Saint Margaret of Scotland was an English princess and a Scottish queen and is referred to in many quarters as “the pearl of Scotland.” She was actually born in Hungary and was a devout and pious Christian given to many good works including funding the pilgrims crossing across the Firth of Forth that is now universally known as Queensferry.

The chapel of St Margaret of Scotland is within the walls of Edinburgh Castle where flowers, in memory of my late Mother – in – Law Margaret Cooper, are sometimes placed. There are many Margaret’s in my wife’s side of the family – it was in fact touch and go and required considerable resolve on my part to prevent both Harry and Freddie having Margaret as one of their Christian names!!

We remember the saints of the Church throughout the year. We remember the Fallen of two world wars and other conflicts every Remembrancetide and this year is no exception.

On this 100th anniversary year special arrangements are being made at the evening service that includes the original Ex-Servicemen’s Standard that was carried by our First World War Veterans being laid on the altar with our Book of War Dead, a piece of poetry being read, the names of the Fallen read by four parishioners from upstairs, a solo being played on the flute and much else besides.

We will remember them.

In addition we have recently discovered another name missing from the Roll Call and for the first time Bartholomew Lucas will be remembered. One of his relatives Colonel George Meleleu of the US Army will also be with us on Remembrance Sunday and we offer him a very warm welcome.

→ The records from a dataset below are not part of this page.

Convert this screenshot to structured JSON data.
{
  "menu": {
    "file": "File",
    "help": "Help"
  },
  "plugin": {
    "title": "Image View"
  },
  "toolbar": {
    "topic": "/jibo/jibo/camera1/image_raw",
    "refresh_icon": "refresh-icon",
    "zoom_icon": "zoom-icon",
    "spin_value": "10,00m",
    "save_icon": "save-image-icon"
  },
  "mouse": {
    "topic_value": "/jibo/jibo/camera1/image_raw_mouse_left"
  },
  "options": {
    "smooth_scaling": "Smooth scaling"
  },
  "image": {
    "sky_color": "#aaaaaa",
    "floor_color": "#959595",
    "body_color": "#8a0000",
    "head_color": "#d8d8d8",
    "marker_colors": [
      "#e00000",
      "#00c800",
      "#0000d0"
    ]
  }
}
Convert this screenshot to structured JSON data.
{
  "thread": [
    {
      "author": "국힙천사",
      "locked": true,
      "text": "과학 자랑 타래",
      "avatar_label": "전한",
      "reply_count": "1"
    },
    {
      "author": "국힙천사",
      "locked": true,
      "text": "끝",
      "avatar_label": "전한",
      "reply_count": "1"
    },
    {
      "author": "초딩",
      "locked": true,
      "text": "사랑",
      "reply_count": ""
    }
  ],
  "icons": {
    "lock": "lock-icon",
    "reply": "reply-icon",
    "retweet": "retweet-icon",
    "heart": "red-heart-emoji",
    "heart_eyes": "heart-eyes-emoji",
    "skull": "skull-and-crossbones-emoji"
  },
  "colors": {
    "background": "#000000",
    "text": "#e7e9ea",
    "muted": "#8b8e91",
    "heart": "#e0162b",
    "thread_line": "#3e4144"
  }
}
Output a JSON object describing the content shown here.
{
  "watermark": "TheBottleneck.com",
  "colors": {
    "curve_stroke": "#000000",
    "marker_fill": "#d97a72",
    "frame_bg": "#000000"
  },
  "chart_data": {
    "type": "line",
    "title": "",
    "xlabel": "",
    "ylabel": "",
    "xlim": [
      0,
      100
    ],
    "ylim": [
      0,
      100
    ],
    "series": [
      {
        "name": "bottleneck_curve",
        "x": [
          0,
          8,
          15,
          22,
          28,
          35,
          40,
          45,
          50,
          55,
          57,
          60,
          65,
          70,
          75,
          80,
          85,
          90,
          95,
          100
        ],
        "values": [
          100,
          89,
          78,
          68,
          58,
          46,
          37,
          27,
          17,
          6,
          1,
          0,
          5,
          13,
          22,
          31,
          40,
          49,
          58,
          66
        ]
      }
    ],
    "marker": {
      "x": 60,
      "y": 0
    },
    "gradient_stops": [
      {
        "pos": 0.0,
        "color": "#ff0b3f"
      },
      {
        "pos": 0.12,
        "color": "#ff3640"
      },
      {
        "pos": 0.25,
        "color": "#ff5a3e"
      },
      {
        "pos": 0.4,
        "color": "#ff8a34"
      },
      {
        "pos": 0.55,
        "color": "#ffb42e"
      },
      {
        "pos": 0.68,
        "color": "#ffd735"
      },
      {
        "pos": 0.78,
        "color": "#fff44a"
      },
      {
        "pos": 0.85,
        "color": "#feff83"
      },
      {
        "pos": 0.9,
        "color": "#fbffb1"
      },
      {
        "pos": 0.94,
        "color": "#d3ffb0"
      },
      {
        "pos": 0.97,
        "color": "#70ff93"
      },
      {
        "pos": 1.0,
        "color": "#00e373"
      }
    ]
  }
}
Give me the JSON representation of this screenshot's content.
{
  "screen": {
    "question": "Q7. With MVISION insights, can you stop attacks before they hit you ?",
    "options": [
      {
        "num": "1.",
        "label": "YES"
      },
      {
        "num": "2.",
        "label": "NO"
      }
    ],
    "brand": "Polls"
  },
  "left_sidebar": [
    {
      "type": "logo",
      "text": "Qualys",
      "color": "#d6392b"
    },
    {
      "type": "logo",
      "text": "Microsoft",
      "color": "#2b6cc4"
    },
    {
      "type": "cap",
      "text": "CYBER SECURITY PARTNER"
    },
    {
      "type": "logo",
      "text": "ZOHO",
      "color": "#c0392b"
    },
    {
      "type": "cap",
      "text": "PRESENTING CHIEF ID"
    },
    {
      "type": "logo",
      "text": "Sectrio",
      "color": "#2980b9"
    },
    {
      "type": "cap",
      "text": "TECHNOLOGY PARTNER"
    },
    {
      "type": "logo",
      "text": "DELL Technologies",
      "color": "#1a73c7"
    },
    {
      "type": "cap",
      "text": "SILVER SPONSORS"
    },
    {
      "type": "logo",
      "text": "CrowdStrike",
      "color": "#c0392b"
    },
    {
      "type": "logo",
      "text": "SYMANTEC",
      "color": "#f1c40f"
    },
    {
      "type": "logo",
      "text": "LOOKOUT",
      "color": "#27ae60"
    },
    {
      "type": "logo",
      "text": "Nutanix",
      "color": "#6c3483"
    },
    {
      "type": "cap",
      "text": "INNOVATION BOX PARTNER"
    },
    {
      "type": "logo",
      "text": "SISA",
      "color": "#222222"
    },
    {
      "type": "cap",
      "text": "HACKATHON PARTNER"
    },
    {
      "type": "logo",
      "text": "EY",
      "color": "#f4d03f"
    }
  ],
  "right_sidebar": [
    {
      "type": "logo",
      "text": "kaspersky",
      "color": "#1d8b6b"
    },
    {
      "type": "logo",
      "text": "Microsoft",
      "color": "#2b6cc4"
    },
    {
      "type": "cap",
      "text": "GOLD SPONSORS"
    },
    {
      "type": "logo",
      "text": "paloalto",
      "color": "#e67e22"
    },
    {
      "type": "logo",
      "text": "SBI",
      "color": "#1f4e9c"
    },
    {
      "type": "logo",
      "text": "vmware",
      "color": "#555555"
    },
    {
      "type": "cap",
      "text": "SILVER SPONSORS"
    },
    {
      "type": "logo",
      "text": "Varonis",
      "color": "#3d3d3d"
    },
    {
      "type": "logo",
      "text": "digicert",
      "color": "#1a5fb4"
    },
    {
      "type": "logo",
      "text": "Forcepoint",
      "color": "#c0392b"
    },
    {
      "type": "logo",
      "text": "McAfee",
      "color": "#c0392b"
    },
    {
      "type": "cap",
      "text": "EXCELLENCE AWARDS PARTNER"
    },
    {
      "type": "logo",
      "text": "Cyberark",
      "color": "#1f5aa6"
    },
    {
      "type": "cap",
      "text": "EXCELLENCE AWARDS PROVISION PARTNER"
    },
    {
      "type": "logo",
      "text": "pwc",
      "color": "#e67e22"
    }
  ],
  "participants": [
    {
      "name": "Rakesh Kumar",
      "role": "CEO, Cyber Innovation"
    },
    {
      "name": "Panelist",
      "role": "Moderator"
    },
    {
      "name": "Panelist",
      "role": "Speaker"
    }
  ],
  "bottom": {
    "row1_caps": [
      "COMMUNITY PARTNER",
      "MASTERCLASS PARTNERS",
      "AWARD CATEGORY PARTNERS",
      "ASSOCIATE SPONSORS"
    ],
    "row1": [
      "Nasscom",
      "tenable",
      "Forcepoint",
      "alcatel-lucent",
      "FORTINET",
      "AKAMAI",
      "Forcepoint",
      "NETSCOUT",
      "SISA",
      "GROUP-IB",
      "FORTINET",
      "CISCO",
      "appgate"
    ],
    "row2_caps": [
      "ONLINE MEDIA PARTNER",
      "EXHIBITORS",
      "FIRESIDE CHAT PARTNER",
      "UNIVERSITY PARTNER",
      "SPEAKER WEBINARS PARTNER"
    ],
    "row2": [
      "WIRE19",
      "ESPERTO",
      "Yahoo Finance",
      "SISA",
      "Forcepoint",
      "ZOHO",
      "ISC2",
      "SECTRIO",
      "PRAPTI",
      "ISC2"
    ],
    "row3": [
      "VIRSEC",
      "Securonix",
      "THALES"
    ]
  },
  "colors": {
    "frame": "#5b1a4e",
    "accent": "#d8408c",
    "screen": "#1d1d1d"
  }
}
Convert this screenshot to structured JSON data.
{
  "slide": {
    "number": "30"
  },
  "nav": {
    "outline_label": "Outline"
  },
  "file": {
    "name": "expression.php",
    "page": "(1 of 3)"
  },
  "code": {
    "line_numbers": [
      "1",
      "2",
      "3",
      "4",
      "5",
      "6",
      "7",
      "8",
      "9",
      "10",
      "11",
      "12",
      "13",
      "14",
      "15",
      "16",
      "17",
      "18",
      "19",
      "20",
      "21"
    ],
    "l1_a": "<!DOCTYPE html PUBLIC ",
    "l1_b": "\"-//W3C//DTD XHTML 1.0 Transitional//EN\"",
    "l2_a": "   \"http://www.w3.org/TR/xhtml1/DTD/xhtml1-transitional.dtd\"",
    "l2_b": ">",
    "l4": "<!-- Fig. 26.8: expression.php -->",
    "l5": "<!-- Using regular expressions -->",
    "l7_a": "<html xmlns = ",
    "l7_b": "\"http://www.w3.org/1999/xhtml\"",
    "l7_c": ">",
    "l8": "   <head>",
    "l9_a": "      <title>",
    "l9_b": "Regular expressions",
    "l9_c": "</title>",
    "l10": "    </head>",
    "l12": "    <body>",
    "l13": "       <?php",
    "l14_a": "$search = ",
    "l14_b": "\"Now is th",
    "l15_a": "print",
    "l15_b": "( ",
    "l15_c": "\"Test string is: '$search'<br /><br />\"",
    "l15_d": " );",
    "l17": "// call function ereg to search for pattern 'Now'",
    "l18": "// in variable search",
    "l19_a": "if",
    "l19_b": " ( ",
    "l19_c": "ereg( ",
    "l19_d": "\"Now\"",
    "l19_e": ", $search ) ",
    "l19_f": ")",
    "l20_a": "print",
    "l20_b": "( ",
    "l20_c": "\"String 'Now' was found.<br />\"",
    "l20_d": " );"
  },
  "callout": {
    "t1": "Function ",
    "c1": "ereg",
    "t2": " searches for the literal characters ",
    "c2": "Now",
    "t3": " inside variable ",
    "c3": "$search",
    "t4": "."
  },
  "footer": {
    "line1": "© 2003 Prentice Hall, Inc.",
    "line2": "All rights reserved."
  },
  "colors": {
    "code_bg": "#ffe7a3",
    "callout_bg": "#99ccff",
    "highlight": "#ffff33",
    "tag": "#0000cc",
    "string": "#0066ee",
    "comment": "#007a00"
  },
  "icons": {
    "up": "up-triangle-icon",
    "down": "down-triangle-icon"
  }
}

I firmly believe that The Act of Remembrance is not the opportunity for promoting the merits of social cohesion; we simply remember our war dead whether by name or in our actual memory. On the 101st anniversary of the cessation of hostilities we will remember them and we must continue to remember them, these pearls of our national consciousness, year on year, grateful and thankful for the sacrifices that they made.